- [WHAT THE TASK REQUIRES]: Where the records below have a line with "Curtains", that line is to be copied.

- [SUPPLIED MATERIAL]:
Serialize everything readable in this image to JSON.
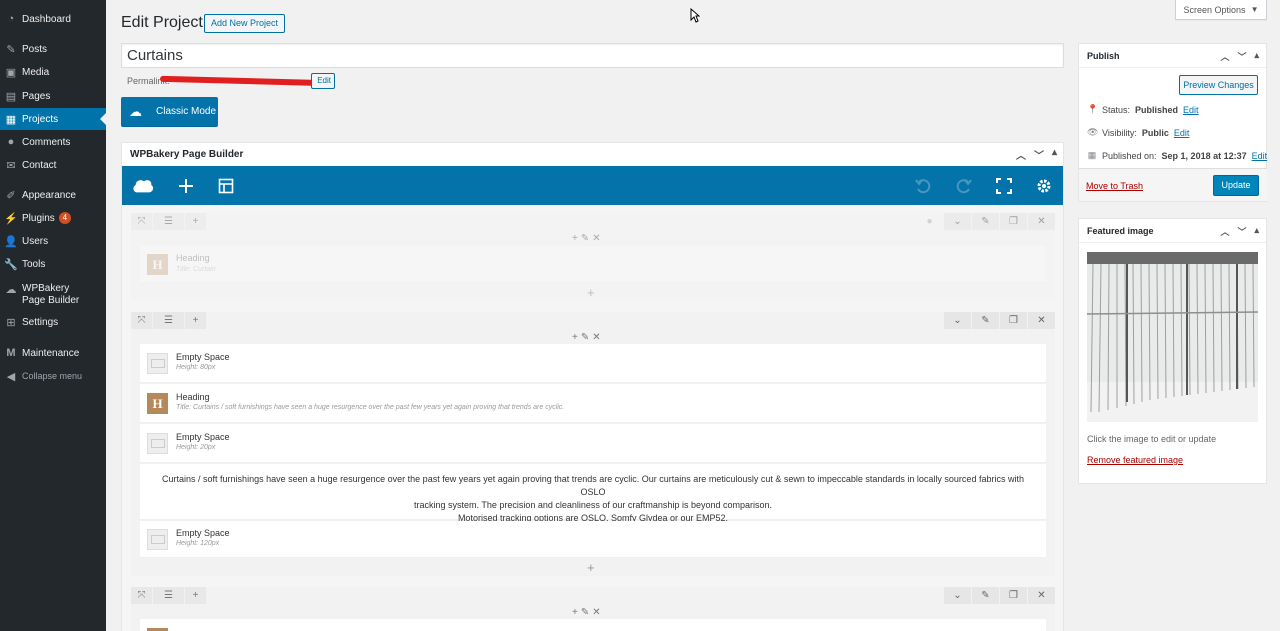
{
  "sidebar": {
    "items": [
      {
        "label": "Dashboard",
        "icon": "dashboard-icon"
      },
      {
        "label": "Posts",
        "icon": "pin-icon"
      },
      {
        "label": "Media",
        "icon": "media-icon"
      },
      {
        "label": "Pages",
        "icon": "pages-icon"
      },
      {
        "label": "Projects",
        "icon": "portfolio-icon"
      },
      {
        "label": "Comments",
        "icon": "comment-icon"
      },
      {
        "label": "Contact",
        "icon": "mail-icon"
      },
      {
        "label": "Appearance",
        "icon": "brush-icon"
      },
      {
        "label": "Plugins",
        "icon": "plugin-icon",
        "badge": "4"
      },
      {
        "label": "Users",
        "icon": "users-icon"
      },
      {
        "label": "Tools",
        "icon": "wrench-icon"
      },
      {
        "label": "WPBakery Page Builder",
        "icon": "wpbakery-icon"
      },
      {
        "label": "Settings",
        "icon": "settings-icon"
      },
      {
        "label": "Maintenance",
        "icon": "maintenance-icon"
      },
      {
        "label": "Collapse menu",
        "icon": "collapse-icon"
      }
    ]
  },
  "header": {
    "title": "Edit Project",
    "add_new": "Add New Project",
    "screen_options": "Screen Options"
  },
  "post": {
    "title": "Curtains",
    "permalink_label": "Permalink:",
    "permalink_edit": "Edit"
  },
  "classic_mode_label": "Classic Mode",
  "builder": {
    "title": "WPBakery Page Builder",
    "rows": [
      {
        "elements": [
          {
            "type": "heading",
            "name": "Heading",
            "sub": "Title: Curtain"
          }
        ]
      },
      {
        "elements": [
          {
            "type": "space",
            "name": "Empty Space",
            "sub": "Height: 80px"
          },
          {
            "type": "heading",
            "name": "Heading",
            "sub": "Title: Curtains / soft furnishings have seen a huge resurgence over the past few years yet again proving that trends are cyclic."
          },
          {
            "type": "space",
            "name": "Empty Space",
            "sub": "Height: 20px"
          },
          {
            "type": "text",
            "lines": [
              "Curtains / soft furnishings have seen a huge resurgence over the past few years yet again proving that trends are cyclic. Our curtains are meticulously cut & sewn to impeccable standards in locally sourced fabrics with OSLO",
              "tracking system. The precision and cleanliness of our craftmanship is beyond comparison.",
              "Motorised tracking options are OSLO, Somfy Glydea or our EMP52."
            ]
          },
          {
            "type": "space",
            "name": "Empty Space",
            "sub": "Height: 120px"
          }
        ]
      }
    ]
  },
  "publish": {
    "title": "Publish",
    "preview": "Preview Changes",
    "status_label": "Status:",
    "status_value": "Published",
    "visibility_label": "Visibility:",
    "visibility_value": "Public",
    "published_label": "Published on:",
    "published_value": "Sep 1, 2018 at 12:37",
    "edit": "Edit",
    "trash": "Move to Trash",
    "update": "Update"
  },
  "featured": {
    "title": "Featured image",
    "note": "Click the image to edit or update",
    "remove": "Remove featured image"
  }
}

- [YOUR SOLUTION]:
    "title": "Curtains",
            "sub": "Title: Curtains / soft furnishings have seen a huge resurgence over the past few years yet again proving that trends are cyclic."
              "Curtains / soft furnishings have seen a huge resurgence over the past few years yet again proving that trends are cyclic. Our curtains are meticulously cut & sewn to impeccable standards in locally sourced fabrics with OSLO",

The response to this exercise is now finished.